The string "Crew" may appear in lines of the data; report how many lines contain it, with no other output.

Items listed in a dataset
[Start of Attachment]

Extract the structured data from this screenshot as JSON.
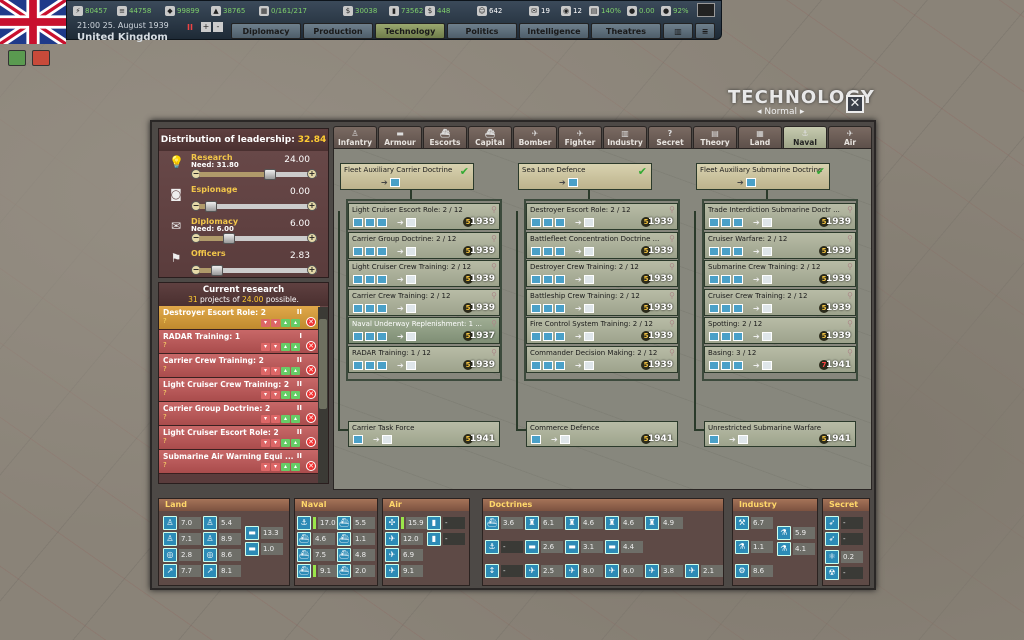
{
  "topbar": {
    "resources": [
      {
        "icon": "energy-icon",
        "value": "80457"
      },
      {
        "icon": "metal-icon",
        "value": "44758"
      },
      {
        "icon": "rare-materials-icon",
        "value": "99899"
      },
      {
        "icon": "oil-icon",
        "value": "38765"
      },
      {
        "icon": "supplies-icon",
        "value": "0/161/217"
      },
      {
        "icon": "money-icon",
        "value": "30038"
      },
      {
        "icon": "fuel-icon",
        "value": "73562"
      },
      {
        "icon": "dollar-icon",
        "value": "448"
      },
      {
        "icon": "manpower-icon",
        "value": "642"
      },
      {
        "icon": "diplomats-icon",
        "value": "19"
      },
      {
        "icon": "spies-icon",
        "value": "12"
      },
      {
        "icon": "dissent-icon",
        "value": "140%"
      },
      {
        "icon": "nu-icon",
        "value": "0.00"
      },
      {
        "icon": "unity-icon",
        "value": "92%"
      }
    ],
    "date": "21:00 25. August 1939",
    "nation": "United Kingdom",
    "buttons": [
      "Diplomacy",
      "Production",
      "Technology",
      "Politics",
      "Intelligence",
      "Theatres"
    ]
  },
  "header": {
    "title": "TECHNOLOGY",
    "mode": "Normal"
  },
  "distribution": {
    "label": "Distribution of leadership:",
    "value": "32.84",
    "rows": [
      {
        "label": "Research",
        "need": "Need: 31.80",
        "value": "24.00",
        "level": 0.6
      },
      {
        "label": "Espionage",
        "need": "",
        "value": "0.00",
        "level": 0.1
      },
      {
        "label": "Diplomacy",
        "need": "Need: 6.00",
        "value": "6.00",
        "level": 0.25
      },
      {
        "label": "Officers",
        "need": "",
        "value": "2.83",
        "level": 0.15
      }
    ]
  },
  "current_research": {
    "title": "Current research",
    "count": "31",
    "mid": " projects of ",
    "possible": "24.00",
    "suffix": " possible.",
    "items": [
      {
        "name": "Destroyer Escort Role: 2",
        "level": "II",
        "q": "?"
      },
      {
        "name": "RADAR Training: 1",
        "level": "I",
        "q": "?"
      },
      {
        "name": "Carrier Crew Training: 2",
        "level": "II",
        "q": "?"
      },
      {
        "name": "Light Cruiser Crew Training: 2",
        "level": "II",
        "q": "?"
      },
      {
        "name": "Carrier Group Doctrine: 2",
        "level": "II",
        "q": "?"
      },
      {
        "name": "Light Cruiser Escort Role: 2",
        "level": "II",
        "q": "?"
      },
      {
        "name": "Submarine Air Warning Equi ...",
        "level": "II",
        "q": "?"
      }
    ]
  },
  "tabs": [
    "Infantry",
    "Armour",
    "Escorts",
    "Capital",
    "Bomber",
    "Fighter",
    "Industry",
    "Secret",
    "Theory",
    "Land",
    "Naval",
    "Air"
  ],
  "tree": {
    "columns": [
      {
        "doctrine": "Fleet Auxiliary Carrier Doctrine",
        "items": [
          {
            "name": "Light Cruiser Escort Role: 2 / 12",
            "year": "1939"
          },
          {
            "name": "Carrier Group Doctrine: 2 / 12",
            "year": "1939"
          },
          {
            "name": "Light Cruiser Crew Training: 2 / 12",
            "year": "1939"
          },
          {
            "name": "Carrier Crew Training: 2 / 12",
            "year": "1939"
          },
          {
            "name": "Naval Underway Replenishment: 1 ...",
            "year": "1937"
          },
          {
            "name": "RADAR Training: 1 / 12",
            "year": "1939"
          }
        ],
        "final": {
          "name": "Carrier Task Force",
          "year": "1941"
        }
      },
      {
        "doctrine": "Sea Lane Defence",
        "items": [
          {
            "name": "Destroyer Escort Role: 2 / 12",
            "year": "1939"
          },
          {
            "name": "Battlefleet Concentration Doctrine ...",
            "year": "1939"
          },
          {
            "name": "Destroyer Crew Training: 2 / 12",
            "year": "1939"
          },
          {
            "name": "Battleship Crew Training: 2 / 12",
            "year": "1939"
          },
          {
            "name": "Fire Control System Training: 2 / 12",
            "year": "1939"
          },
          {
            "name": "Commander Decision Making: 2 / 12",
            "year": "1939"
          }
        ],
        "final": {
          "name": "Commerce Defence",
          "year": "1941"
        }
      },
      {
        "doctrine": "Fleet Auxiliary Submarine Doctrine",
        "items": [
          {
            "name": "Trade Interdiction Submarine Doctr ...",
            "year": "1939"
          },
          {
            "name": "Cruiser Warfare: 2 / 12",
            "year": "1939"
          },
          {
            "name": "Submarine Crew Training: 2 / 12",
            "year": "1939"
          },
          {
            "name": "Cruiser Crew Training: 2 / 12",
            "year": "1939"
          },
          {
            "name": "Spotting: 2 / 12",
            "year": "1939"
          },
          {
            "name": "Basing: 3 / 12",
            "year": "1941"
          }
        ],
        "final": {
          "name": "Unrestricted Submarine Warfare",
          "year": "1941"
        }
      }
    ]
  },
  "summary": {
    "land": {
      "label": "Land",
      "values": [
        "7.0",
        "5.4",
        "7.1",
        "8.9",
        "2.8",
        "8.6",
        "7.7",
        "8.1",
        "13.3",
        "1.0"
      ]
    },
    "naval": {
      "label": "Naval",
      "values": [
        "17.0",
        "5.5",
        "4.6",
        "1.1",
        "7.5",
        "4.8",
        "9.1",
        "2.0"
      ]
    },
    "air": {
      "label": "Air",
      "values": [
        "15.9",
        "-",
        "12.0",
        "-",
        "6.9",
        "9.1"
      ]
    },
    "doctrines": {
      "label": "Doctrines",
      "values": [
        "3.6",
        "6.1",
        "4.6",
        "4.6",
        "4.9",
        "-",
        "2.6",
        "3.1",
        "4.4",
        "-",
        "2.5",
        "8.0",
        "6.0",
        "3.8",
        "2.1"
      ]
    },
    "industry": {
      "label": "Industry",
      "values": [
        "6.7",
        "5.9",
        "1.1",
        "4.1",
        "8.6"
      ]
    },
    "secret": {
      "label": "Secret",
      "values": [
        "-",
        "-",
        "0.2",
        "-"
      ]
    }
  }
}
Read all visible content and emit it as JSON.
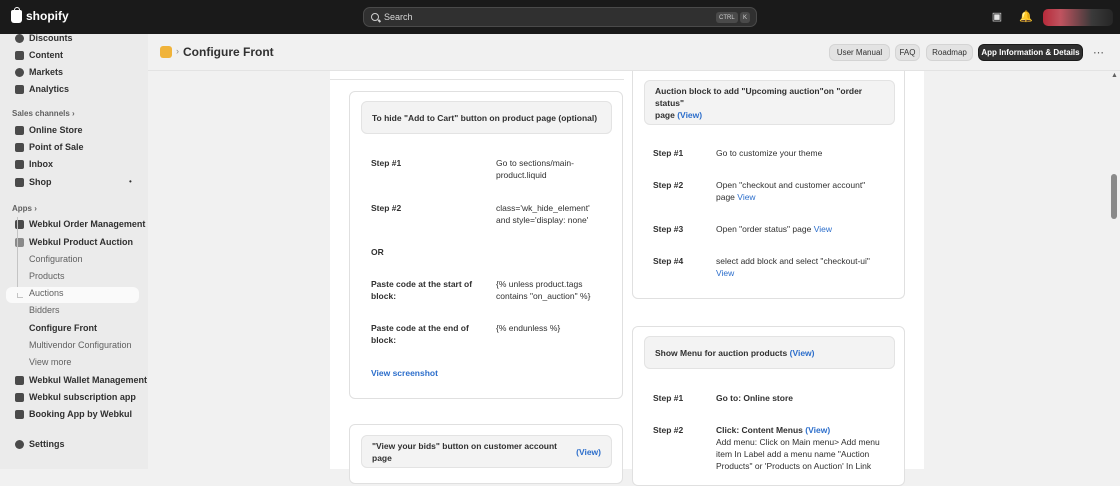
{
  "topbar": {
    "brand": "shopify",
    "search_placeholder": "Search",
    "shortcut_ctrl": "CTRL",
    "shortcut_key": "K"
  },
  "sidebar": {
    "items_top": [
      {
        "label": "Discounts",
        "icon": "discount-icon"
      },
      {
        "label": "Content",
        "icon": "content-icon"
      },
      {
        "label": "Markets",
        "icon": "globe-icon"
      },
      {
        "label": "Analytics",
        "icon": "analytics-icon"
      }
    ],
    "sales_channels_heading": "Sales channels",
    "sales_channels": [
      {
        "label": "Online Store",
        "icon": "store-icon"
      },
      {
        "label": "Point of Sale",
        "icon": "pos-icon"
      },
      {
        "label": "Inbox",
        "icon": "inbox-icon"
      },
      {
        "label": "Shop",
        "icon": "shop-icon"
      }
    ],
    "apps_heading": "Apps",
    "apps": [
      {
        "label": "Webkul Order Management"
      },
      {
        "label": "Webkul Product Auction"
      }
    ],
    "sub_items": [
      "Configuration",
      "Products",
      "Auctions",
      "Bidders",
      "Configure Front",
      "Multivendor Configuration",
      "View more"
    ],
    "apps_more": [
      {
        "label": "Webkul Wallet Management"
      },
      {
        "label": "Webkul subscription app"
      },
      {
        "label": "Booking App by Webkul"
      }
    ],
    "settings": "Settings"
  },
  "header": {
    "title": "Configure Front",
    "buttons": [
      "User Manual",
      "FAQ",
      "Roadmap",
      "App Information & Details"
    ]
  },
  "left_card1": {
    "title": "To hide \"Add to Cart\" button on product page (optional)",
    "rows": [
      {
        "label": "Step #1",
        "value_line1": "Go to sections/main-",
        "value_line2": "product.liquid"
      },
      {
        "label": "Step #2",
        "value_line1": "class='wk_hide_element'",
        "value_line2": "and style='display: none'"
      },
      {
        "label": "OR"
      },
      {
        "label_line1": "Paste code at the start of",
        "label_line2": "block:",
        "value_line1": "{% unless product.tags",
        "value_line2": "contains \"on_auction\" %}"
      },
      {
        "label_line1": "Paste code at the end of",
        "label_line2": "block:",
        "value_line1": "{% endunless %}"
      }
    ],
    "link": "View screenshot"
  },
  "left_card2": {
    "title": "\"View your bids\" button on customer account page",
    "link": "(View)"
  },
  "right_card1": {
    "title_line1": "Auction block to add \"Upcoming auction\"on \"order status\"",
    "title_line2": "page",
    "title_link": "(View)",
    "rows": [
      {
        "label": "Step #1",
        "value": "Go to customize your theme"
      },
      {
        "label": "Step #2",
        "value_line1": "Open \"checkout and customer account\"",
        "value_line2": "page",
        "link": "View"
      },
      {
        "label": "Step #3",
        "value": "Open \"order status\" page",
        "link": "View"
      },
      {
        "label": "Step #4",
        "value_line1": "select add block and select \"checkout-ui\"",
        "link": "View"
      }
    ]
  },
  "right_card2": {
    "title": "Show Menu for auction products",
    "title_link": "(View)",
    "rows": [
      {
        "label": "Step #1",
        "value": "Go to: Online store"
      },
      {
        "label": "Step #2",
        "value_bold": "Click: Content Menus",
        "link": "(View)",
        "value_line2": "Add menu: Click on Main menu> Add menu",
        "value_line3": "item In Label add a menu name \"Auction",
        "value_line4": "Products\" or 'Products on Auction' In Link"
      }
    ]
  },
  "colors": {
    "link": "#2c6ecb",
    "topbar": "#1a1a1a",
    "accent_app_icon": "#f0b33a"
  }
}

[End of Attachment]

» **Answer space**: 8